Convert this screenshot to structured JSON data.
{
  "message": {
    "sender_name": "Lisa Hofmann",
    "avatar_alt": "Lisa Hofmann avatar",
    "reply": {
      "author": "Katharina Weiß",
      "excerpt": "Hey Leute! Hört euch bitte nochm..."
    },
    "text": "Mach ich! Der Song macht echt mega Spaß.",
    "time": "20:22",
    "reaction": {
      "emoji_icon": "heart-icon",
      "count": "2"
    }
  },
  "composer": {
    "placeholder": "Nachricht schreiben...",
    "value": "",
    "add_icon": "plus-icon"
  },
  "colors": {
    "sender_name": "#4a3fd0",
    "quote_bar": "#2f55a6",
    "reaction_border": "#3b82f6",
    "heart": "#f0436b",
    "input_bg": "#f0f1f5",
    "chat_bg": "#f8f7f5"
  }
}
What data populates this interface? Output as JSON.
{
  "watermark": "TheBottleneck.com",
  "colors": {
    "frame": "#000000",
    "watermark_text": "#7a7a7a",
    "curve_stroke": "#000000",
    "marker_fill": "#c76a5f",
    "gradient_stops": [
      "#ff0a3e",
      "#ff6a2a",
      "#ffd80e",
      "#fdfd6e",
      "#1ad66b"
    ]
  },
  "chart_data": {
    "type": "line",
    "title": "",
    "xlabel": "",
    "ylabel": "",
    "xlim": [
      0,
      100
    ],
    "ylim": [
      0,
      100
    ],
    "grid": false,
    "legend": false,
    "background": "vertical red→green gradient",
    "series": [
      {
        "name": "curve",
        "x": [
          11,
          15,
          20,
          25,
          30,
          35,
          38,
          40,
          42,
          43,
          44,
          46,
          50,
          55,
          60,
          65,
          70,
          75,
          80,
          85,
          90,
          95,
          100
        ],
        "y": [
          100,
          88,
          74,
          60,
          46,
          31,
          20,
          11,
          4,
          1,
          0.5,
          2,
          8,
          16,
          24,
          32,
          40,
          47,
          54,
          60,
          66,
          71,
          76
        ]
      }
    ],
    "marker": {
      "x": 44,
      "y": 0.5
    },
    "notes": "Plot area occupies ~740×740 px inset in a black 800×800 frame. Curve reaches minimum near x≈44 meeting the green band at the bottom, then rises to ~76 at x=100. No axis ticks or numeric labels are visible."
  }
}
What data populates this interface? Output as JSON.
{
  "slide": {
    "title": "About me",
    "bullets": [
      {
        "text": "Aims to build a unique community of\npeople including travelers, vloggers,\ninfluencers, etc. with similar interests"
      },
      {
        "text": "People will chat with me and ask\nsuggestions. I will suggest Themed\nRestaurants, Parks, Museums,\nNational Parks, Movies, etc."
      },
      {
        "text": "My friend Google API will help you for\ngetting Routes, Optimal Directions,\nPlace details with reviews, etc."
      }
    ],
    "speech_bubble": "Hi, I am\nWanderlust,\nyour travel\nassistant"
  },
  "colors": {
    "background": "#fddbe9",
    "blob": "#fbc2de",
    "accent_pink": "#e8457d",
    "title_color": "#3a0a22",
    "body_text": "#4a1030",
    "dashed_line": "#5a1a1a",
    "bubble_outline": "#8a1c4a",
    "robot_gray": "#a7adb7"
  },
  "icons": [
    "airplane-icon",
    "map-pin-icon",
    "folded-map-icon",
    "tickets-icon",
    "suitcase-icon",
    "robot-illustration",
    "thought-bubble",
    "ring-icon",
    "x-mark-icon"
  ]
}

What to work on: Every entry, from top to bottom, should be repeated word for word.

Reply:
Convert this screenshot to structured JSON data.
{
  "message": {
    "sender_name": "Lisa Hofmann",
    "avatar_alt": "Lisa Hofmann avatar",
    "reply": {
      "author": "Katharina Weiß",
      "excerpt": "Hey Leute! Hört euch bitte nochm..."
    },
    "text": "Mach ich! Der Song macht echt mega Spaß.",
    "time": "20:22",
    "reaction": {
      "emoji_icon": "heart-icon",
      "count": "2"
    }
  },
  "composer": {
    "placeholder": "Nachricht schreiben...",
    "value": "",
    "add_icon": "plus-icon"
  },
  "colors": {
    "sender_name": "#4a3fd0",
    "quote_bar": "#2f55a6",
    "reaction_border": "#3b82f6",
    "heart": "#f0436b",
    "input_bg": "#f0f1f5",
    "chat_bg": "#f8f7f5"
  }
}
What data populates this interface? Output as JSON.
{
  "watermark": "TheBottleneck.com",
  "colors": {
    "frame": "#000000",
    "watermark_text": "#7a7a7a",
    "curve_stroke": "#000000",
    "marker_fill": "#c76a5f",
    "gradient_stops": [
      "#ff0a3e",
      "#ff6a2a",
      "#ffd80e",
      "#fdfd6e",
      "#1ad66b"
    ]
  },
  "chart_data": {
    "type": "line",
    "title": "",
    "xlabel": "",
    "ylabel": "",
    "xlim": [
      0,
      100
    ],
    "ylim": [
      0,
      100
    ],
    "grid": false,
    "legend": false,
    "background": "vertical red→green gradient",
    "series": [
      {
        "name": "curve",
        "x": [
          11,
          15,
          20,
          25,
          30,
          35,
          38,
          40,
          42,
          43,
          44,
          46,
          50,
          55,
          60,
          65,
          70,
          75,
          80,
          85,
          90,
          95,
          100
        ],
        "y": [
          100,
          88,
          74,
          60,
          46,
          31,
          20,
          11,
          4,
          1,
          0.5,
          2,
          8,
          16,
          24,
          32,
          40,
          47,
          54,
          60,
          66,
          71,
          76
        ]
      }
    ],
    "marker": {
      "x": 44,
      "y": 0.5
    },
    "notes": "Plot area occupies ~740×740 px inset in a black 800×800 frame. Curve reaches minimum near x≈44 meeting the green band at the bottom, then rises to ~76 at x=100. No axis ticks or numeric labels are visible."
  }
}
What data populates this interface? Output as JSON.
{
  "slide": {
    "title": "About me",
    "bullets": [
      {
        "text": "Aims to build a unique community of\npeople including travelers, vloggers,\ninfluencers, etc. with similar interests"
      },
      {
        "text": "People will chat with me and ask\nsuggestions. I will suggest Themed\nRestaurants, Parks, Museums,\nNational Parks, Movies, etc."
      },
      {
        "text": "My friend Google API will help you for\ngetting Routes, Optimal Directions,\nPlace details with reviews, etc."
      }
    ],
    "speech_bubble": "Hi, I am\nWanderlust,\nyour travel\nassistant"
  },
  "colors": {
    "background": "#fddbe9",
    "blob": "#fbc2de",
    "accent_pink": "#e8457d",
    "title_color": "#3a0a22",
    "body_text": "#4a1030",
    "dashed_line": "#5a1a1a",
    "bubble_outline": "#8a1c4a",
    "robot_gray": "#a7adb7"
  },
  "icons": [
    "airplane-icon",
    "map-pin-icon",
    "folded-map-icon",
    "tickets-icon",
    "suitcase-icon",
    "robot-illustration",
    "thought-bubble",
    "ring-icon",
    "x-mark-icon"
  ]
}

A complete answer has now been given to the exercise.